Enterprise and Regulatory Reform Act 2013 – Is it fair, just and reasonable?
A man in his 40s who had died after sustaining injuries while operating machinery in a factory in Newton Le Williows. The victim, in his 40’s, caught his arm while operating machinery. The HSE and Merseyside police are currently investigating the incident. However, even if the machinery is found faulty, due to the recent government reforms, there is likely to be little comfort brought to the family of the deceased.
Previous case law
Under previous case law, a claimant only needed to show that work equipment was defective, not necessarily negligence of their employers. However since 1 October 2013, people injured or killed in the course of their employment will be unable to establish civil liability purely on the basis of health and safety regulatory breaches under section 69 of the Enterprise and Regulatory Reform Act. The government’s intention is that claimants will have to return to using the common law and prove their employer has been negligent, otherwise their claim will fail.
Stark –v- Post Office
Mr Stark, a postman when his cycle front brake snapped in two, the front wheel locked and Mr Stark was thrown over the handlebars. The bicycle was supplied by the Post Office.
The brake had snapped because of metal fatigue or manufacturing defect and the defect would not and could not have been discoverable on any routine or rigorous inspection. The court found the Post Office had done their best to maintain the bike and had done everything they could to check for faults.
On appeal, the question for the court was whether the Post Office had breached their statutory duty under regulations 6 of the Provision and Use of Work Equipment Regulations 1992 that says that “Every employer shall ensure that work equipment is maintained in an efficient state, in efficient working order and in good repair”. Was that an absolute duty, or a duty just to take reasonable steps to keep the equipment in good order?
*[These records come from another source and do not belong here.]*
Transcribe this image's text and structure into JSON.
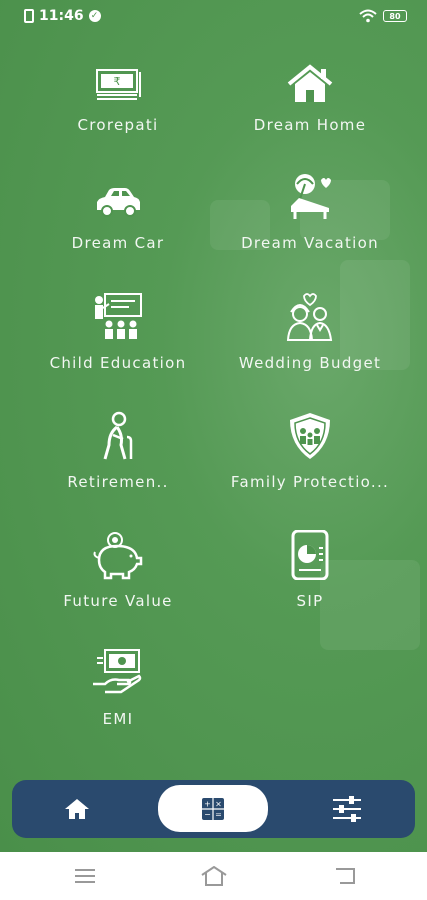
{
  "status": {
    "time": "11:46",
    "battery": "80"
  },
  "calculators": [
    {
      "label": "Crorepati",
      "icon": "money-stack-icon"
    },
    {
      "label": "Dream Home",
      "icon": "house-icon"
    },
    {
      "label": "Dream Car",
      "icon": "car-icon"
    },
    {
      "label": "Dream Vacation",
      "icon": "beach-lounger-icon"
    },
    {
      "label": "Child Education",
      "icon": "classroom-icon"
    },
    {
      "label": "Wedding Budget",
      "icon": "couple-icon"
    },
    {
      "label": "Retiremen..",
      "icon": "elderly-person-icon"
    },
    {
      "label": "Family Protectio...",
      "icon": "family-shield-icon"
    },
    {
      "label": "Future Value",
      "icon": "piggy-bank-icon"
    },
    {
      "label": "SIP",
      "icon": "sip-chart-icon"
    },
    {
      "label": "EMI",
      "icon": "emi-hand-cash-icon"
    }
  ],
  "bottom_nav": [
    "home-icon",
    "calculator-icon",
    "sliders-icon"
  ],
  "colors": {
    "background": "#4f944f",
    "nav": "#2a4a6e",
    "active": "#ffffff"
  }
}
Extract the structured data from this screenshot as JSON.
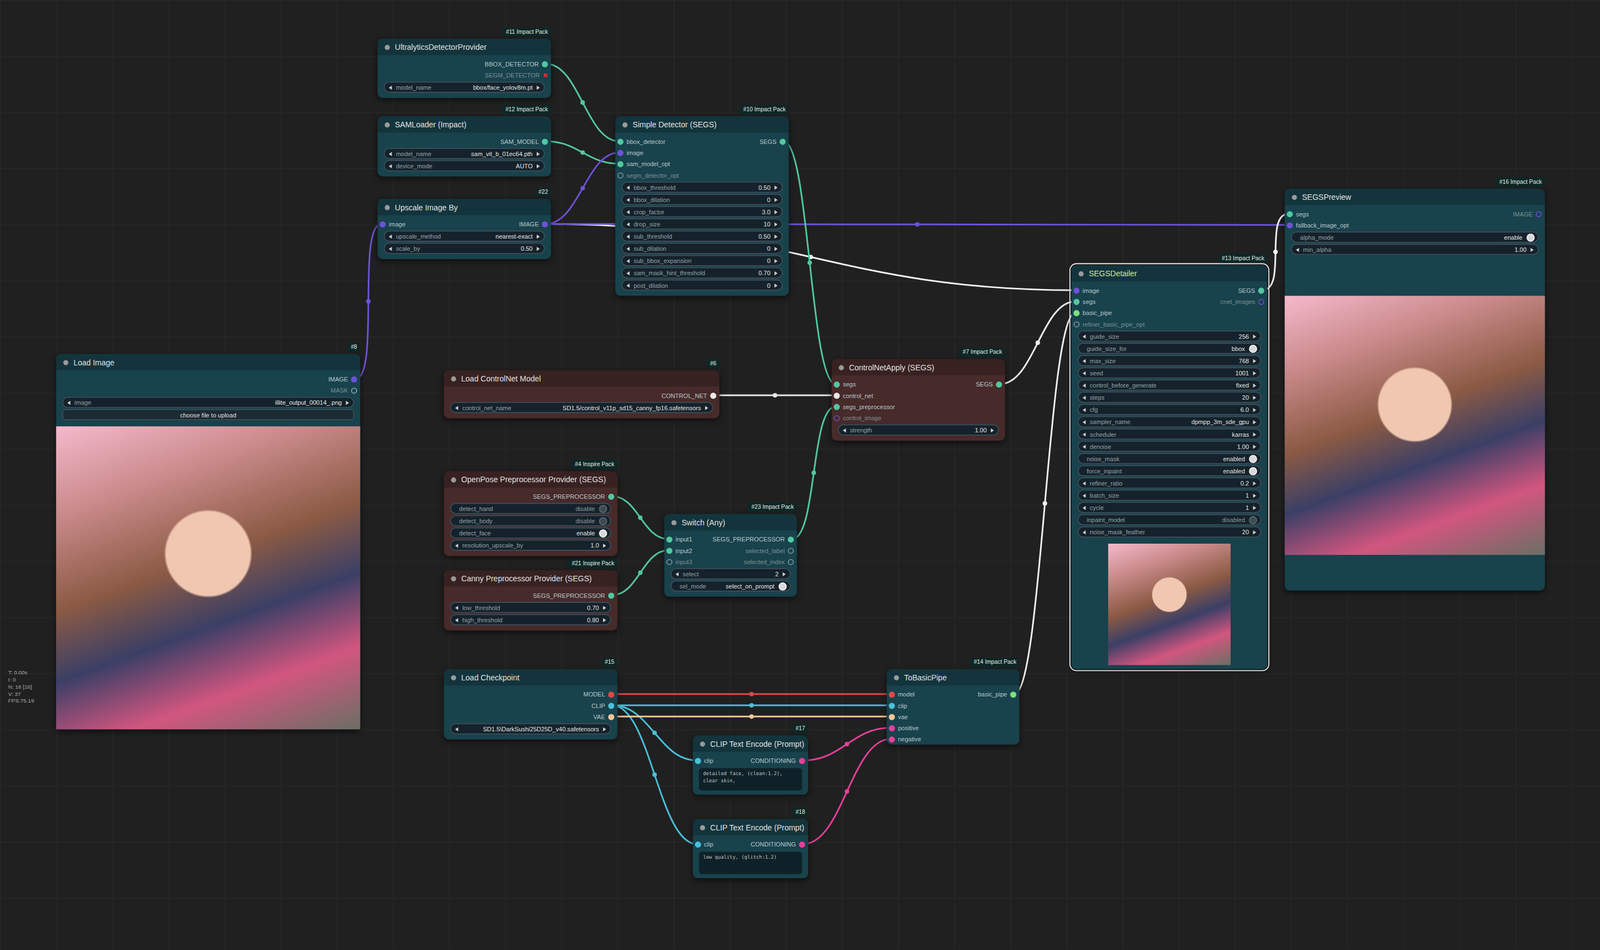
{
  "stats": [
    "T: 0.00s",
    "I: 0",
    "N: 16 [16]",
    "V: 37",
    "FPS:75.19"
  ],
  "nodes": [
    {
      "title": "UltralyticsDetectorProvider",
      "badge": "#11 Impact Pack",
      "color": "#18424c",
      "selected": false,
      "preview": false,
      "inputs": [],
      "outputs": [
        {
          "label": "BBOX_DETECTOR",
          "color": "#52c8a0",
          "connected": true
        },
        {
          "label": "SEGM_DETECTOR",
          "color": "#e03030",
          "connected": false,
          "marker": "✖"
        }
      ],
      "widgets": [
        {
          "kind": "value",
          "label": "model_name",
          "value": "bbox/face_yolov8m.pt"
        }
      ]
    },
    {
      "title": "SAMLoader (Impact)",
      "badge": "#12 Impact Pack",
      "color": "#18424c",
      "selected": false,
      "preview": false,
      "inputs": [],
      "outputs": [
        {
          "label": "SAM_MODEL",
          "color": "#52c8a0",
          "connected": true
        }
      ],
      "widgets": [
        {
          "kind": "value",
          "label": "model_name",
          "value": "sam_vit_b_01ec64.pth"
        },
        {
          "kind": "value",
          "label": "device_mode",
          "value": "AUTO"
        }
      ]
    },
    {
      "title": "Upscale Image By",
      "badge": "#22",
      "color": "#18424c",
      "selected": false,
      "preview": false,
      "inputs": [
        {
          "label": "image",
          "color": "#6e52d8",
          "connected": true
        }
      ],
      "outputs": [
        {
          "label": "IMAGE",
          "color": "#6e52d8",
          "connected": true
        }
      ],
      "widgets": [
        {
          "kind": "value",
          "label": "upscale_method",
          "value": "nearest-exact"
        },
        {
          "kind": "value",
          "label": "scale_by",
          "value": "0.50"
        }
      ]
    },
    {
      "title": "Load Image",
      "badge": "#8",
      "color": "#18424c",
      "selected": false,
      "preview": true,
      "inputs": [],
      "outputs": [
        {
          "label": "IMAGE",
          "color": "#6e52d8",
          "connected": true
        },
        {
          "label": "MASK",
          "color": "#9fb3bd",
          "connected": false
        }
      ],
      "widgets": [
        {
          "kind": "value",
          "label": "image",
          "value": "illite_output_00014_.png"
        },
        {
          "kind": "button",
          "value": "choose file to upload"
        }
      ]
    },
    {
      "title": "Simple Detector (SEGS)",
      "badge": "#10 Impact Pack",
      "color": "#18424c",
      "selected": false,
      "preview": false,
      "inputs": [
        {
          "label": "bbox_detector",
          "color": "#52c8a0",
          "connected": true
        },
        {
          "label": "image",
          "color": "#6e52d8",
          "connected": true
        },
        {
          "label": "sam_model_opt",
          "color": "#52c8a0",
          "connected": true
        },
        {
          "label": "segm_detector_opt",
          "color": "#8aa0a8",
          "connected": false
        }
      ],
      "outputs": [
        {
          "label": "SEGS",
          "color": "#52c8a0",
          "connected": true
        }
      ],
      "widgets": [
        {
          "kind": "value",
          "label": "bbox_threshold",
          "value": "0.50"
        },
        {
          "kind": "value",
          "label": "bbox_dilation",
          "value": "0"
        },
        {
          "kind": "value",
          "label": "crop_factor",
          "value": "3.0"
        },
        {
          "kind": "value",
          "label": "drop_size",
          "value": "10"
        },
        {
          "kind": "value",
          "label": "sub_threshold",
          "value": "0.50"
        },
        {
          "kind": "value",
          "label": "sub_dilation",
          "value": "0"
        },
        {
          "kind": "value",
          "label": "sub_bbox_expansion",
          "value": "0"
        },
        {
          "kind": "value",
          "label": "sam_mask_hint_threshold",
          "value": "0.70"
        },
        {
          "kind": "value",
          "label": "post_dilation",
          "value": "0"
        }
      ]
    },
    {
      "title": "Load ControlNet Model",
      "badge": "#6",
      "color": "#472a2a",
      "selected": false,
      "preview": false,
      "inputs": [],
      "outputs": [
        {
          "label": "CONTROL_NET",
          "color": "#e8e8e8",
          "connected": true
        }
      ],
      "widgets": [
        {
          "kind": "value",
          "label": "control_net_name",
          "value": "SD1.5/control_v11p_sd15_canny_fp16.safetensors"
        }
      ]
    },
    {
      "title": "ControlNetApply (SEGS)",
      "badge": "#7 Impact Pack",
      "color": "#472a2a",
      "selected": false,
      "preview": false,
      "inputs": [
        {
          "label": "segs",
          "color": "#52c8a0",
          "connected": true
        },
        {
          "label": "control_net",
          "color": "#e8e8e8",
          "connected": true
        },
        {
          "label": "segs_preprocessor",
          "color": "#52c8a0",
          "connected": true
        },
        {
          "label": "control_image",
          "color": "#6e52d8",
          "connected": false
        }
      ],
      "outputs": [
        {
          "label": "SEGS",
          "color": "#52c8a0",
          "connected": true
        }
      ],
      "widgets": [
        {
          "kind": "value",
          "label": "strength",
          "value": "1.00"
        }
      ]
    },
    {
      "title": "OpenPose Preprocessor Provider (SEGS)",
      "badge": "#4 Inspire Pack",
      "color": "#472a2a",
      "selected": false,
      "preview": false,
      "inputs": [],
      "outputs": [
        {
          "label": "SEGS_PREPROCESSOR",
          "color": "#52c8a0",
          "connected": true
        }
      ],
      "widgets": [
        {
          "kind": "toggle",
          "label": "detect_hand",
          "value": "disable",
          "on": false
        },
        {
          "kind": "toggle",
          "label": "detect_body",
          "value": "disable",
          "on": false
        },
        {
          "kind": "toggle",
          "label": "detect_face",
          "value": "enable",
          "on": true
        },
        {
          "kind": "value",
          "label": "resolution_upscale_by",
          "value": "1.0"
        }
      ]
    },
    {
      "title": "Canny Preprocessor Provider (SEGS)",
      "badge": "#21 Inspire Pack",
      "color": "#472a2a",
      "selected": false,
      "preview": false,
      "inputs": [],
      "outputs": [
        {
          "label": "SEGS_PREPROCESSOR",
          "color": "#52c8a0",
          "connected": true
        }
      ],
      "widgets": [
        {
          "kind": "value",
          "label": "low_threshold",
          "value": "0.70"
        },
        {
          "kind": "value",
          "label": "high_threshold",
          "value": "0.80"
        }
      ]
    },
    {
      "title": "Switch (Any)",
      "badge": "#23 Impact Pack",
      "color": "#18424c",
      "selected": false,
      "preview": false,
      "inputs": [
        {
          "label": "input1",
          "color": "#52c8a0",
          "connected": true
        },
        {
          "label": "input2",
          "color": "#52c8a0",
          "connected": true
        },
        {
          "label": "input3",
          "color": "#8aa0a8",
          "connected": false
        }
      ],
      "outputs": [
        {
          "label": "SEGS_PREPROCESSOR",
          "color": "#52c8a0",
          "connected": true
        },
        {
          "label": "selected_label",
          "color": "#8aa0a8",
          "connected": false
        },
        {
          "label": "selected_index",
          "color": "#8aa0a8",
          "connected": false
        }
      ],
      "widgets": [
        {
          "kind": "value",
          "label": "select",
          "value": "2"
        },
        {
          "kind": "toggle",
          "label": "sel_mode",
          "value": "select_on_prompt",
          "on": true
        }
      ]
    },
    {
      "title": "Load Checkpoint",
      "badge": "#15",
      "color": "#18424c",
      "selected": false,
      "preview": false,
      "inputs": [],
      "outputs": [
        {
          "label": "MODEL",
          "color": "#e04848",
          "connected": true
        },
        {
          "label": "CLIP",
          "color": "#48c0d8",
          "connected": true
        },
        {
          "label": "VAE",
          "color": "#f5c896",
          "connected": true
        }
      ],
      "widgets": [
        {
          "kind": "value",
          "value": "SD1.5\\DarkSushi25D25D_v40.safetensors"
        }
      ]
    },
    {
      "title": "CLIP Text Encode (Prompt)",
      "badge": "#17",
      "color": "#18424c",
      "selected": false,
      "preview": false,
      "inputs": [
        {
          "label": "clip",
          "color": "#48c0d8",
          "connected": true
        }
      ],
      "outputs": [
        {
          "label": "CONDITIONING",
          "color": "#e8409a",
          "connected": true
        }
      ],
      "widgets": [
        {
          "kind": "text",
          "value": "detailed face, (clean:1.2), clear skin,"
        }
      ]
    },
    {
      "title": "CLIP Text Encode (Prompt)",
      "badge": "#18",
      "color": "#18424c",
      "selected": false,
      "preview": false,
      "inputs": [
        {
          "label": "clip",
          "color": "#48c0d8",
          "connected": true
        }
      ],
      "outputs": [
        {
          "label": "CONDITIONING",
          "color": "#e8409a",
          "connected": true
        }
      ],
      "widgets": [
        {
          "kind": "text",
          "value": "low quality, (glitch:1.2)"
        }
      ]
    },
    {
      "title": "ToBasicPipe",
      "badge": "#14 Impact Pack",
      "color": "#18424c",
      "selected": false,
      "preview": false,
      "inputs": [
        {
          "label": "model",
          "color": "#e04848",
          "connected": true
        },
        {
          "label": "clip",
          "color": "#48c0d8",
          "connected": true
        },
        {
          "label": "vae",
          "color": "#f5c896",
          "connected": true
        },
        {
          "label": "positive",
          "color": "#e8409a",
          "connected": true
        },
        {
          "label": "negative",
          "color": "#e8409a",
          "connected": true
        }
      ],
      "outputs": [
        {
          "label": "basic_pipe",
          "color": "#7ce27c",
          "connected": true
        }
      ],
      "widgets": []
    },
    {
      "title": "SEGSDetailer",
      "badge": "#13 Impact Pack",
      "color": "#18424c",
      "selected": true,
      "preview": true,
      "inputs": [
        {
          "label": "image",
          "color": "#6e52d8",
          "connected": true
        },
        {
          "label": "segs",
          "color": "#52c8a0",
          "connected": true
        },
        {
          "label": "basic_pipe",
          "color": "#7ce27c",
          "connected": true
        },
        {
          "label": "refiner_basic_pipe_opt",
          "color": "#8aa0a8",
          "connected": false
        }
      ],
      "outputs": [
        {
          "label": "SEGS",
          "color": "#52c8a0",
          "connected": true
        },
        {
          "label": "cnet_images",
          "color": "#6e52d8",
          "connected": false
        }
      ],
      "widgets": [
        {
          "kind": "value",
          "label": "guide_size",
          "value": "256"
        },
        {
          "kind": "toggle",
          "label": "guide_size_for",
          "value": "bbox",
          "on": true
        },
        {
          "kind": "value",
          "label": "max_size",
          "value": "768"
        },
        {
          "kind": "value",
          "label": "seed",
          "value": "1001"
        },
        {
          "kind": "value",
          "label": "control_before_generate",
          "value": "fixed"
        },
        {
          "kind": "value",
          "label": "steps",
          "value": "20"
        },
        {
          "kind": "value",
          "label": "cfg",
          "value": "6.0"
        },
        {
          "kind": "value",
          "label": "sampler_name",
          "value": "dpmpp_3m_sde_gpu"
        },
        {
          "kind": "value",
          "label": "scheduler",
          "value": "karras"
        },
        {
          "kind": "value",
          "label": "denoise",
          "value": "1.00"
        },
        {
          "kind": "toggle",
          "label": "noise_mask",
          "value": "enabled",
          "on": true
        },
        {
          "kind": "toggle",
          "label": "force_inpaint",
          "value": "enabled",
          "on": true
        },
        {
          "kind": "value",
          "label": "refiner_ratio",
          "value": "0.2"
        },
        {
          "kind": "value",
          "label": "batch_size",
          "value": "1"
        },
        {
          "kind": "value",
          "label": "cycle",
          "value": "1"
        },
        {
          "kind": "toggle",
          "label": "inpaint_model",
          "value": "disabled",
          "on": false
        },
        {
          "kind": "value",
          "label": "noise_mask_feather",
          "value": "20"
        }
      ]
    },
    {
      "title": "SEGSPreview",
      "badge": "#16 Impact Pack",
      "color": "#18424c",
      "selected": false,
      "preview": true,
      "inputs": [
        {
          "label": "segs",
          "color": "#52c8a0",
          "connected": true
        },
        {
          "label": "fallback_image_opt",
          "color": "#6e52d8",
          "connected": true
        }
      ],
      "outputs": [
        {
          "label": "IMAGE",
          "color": "#6e52d8",
          "connected": false
        }
      ],
      "widgets": [
        {
          "kind": "toggle",
          "label": "alpha_mode",
          "value": "enable",
          "on": true
        },
        {
          "kind": "value",
          "label": "min_alpha",
          "value": "1.00"
        }
      ]
    }
  ]
}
The Court said the duty was not breached as it required a reasonable level of maintenance. But the Court of Appeal have overturned the decision and ruled that the regulation imposes an absolute duty, and, since the bike broke, the employers must have been in breach. The Court had to interpret both European and UK law. Even though the Directive did not require an absolute duty, the Directive imposed minimum standards and specifically said that where domestic law provided for greater protection, the Directives did not seek to reduce that protection. Since the wording in the Regulation used words that in other UK health and safety law imposed an absolute duty, Regulation 6 could be interpreted in light of UK case law that where an employer “shall ensure”, the duty imposed by the regulation is an absolute one. Parliament had written an absolute duty and it must be assumed that was intended. The employer was in breach and Mr Stark got his compensation
Employees and civil claims
Employees were entitled to bring civil claims for damages against employers who were in breach of certain health and safety regulations, even if the employer had taken reasonable steps to protect their employees. With today’s changes, this position has been reversed – no civil claim can be brought for breach of a health and safety statutory duty unless the regulation expressly provides for it. This means, in most cases, employees will now have to prove that the employer was negligent and that the injury and loss were caused by that negligence.
The effect of such reforms will undoubtedly cause ructions and make establishing liability against employers increasingly difficult. While there is recourse to prosecute for corporate manslaughter, with only 4 convictions in the past year, and fines seemingly being the harshest sentence imposed on employers who should have taken further steps to protect their dutiful employees in is hard to see how the government reforms will help innocent victims of negligence seek the compensation they rightly deserve.
Accident at work compensation claims
Should you, or someone you know, have been affected by an accident at work our Employee Liability Team are here to provide expert, confidential & free advice now. Call 0800 888 6888 or email firstname.lastname@example.org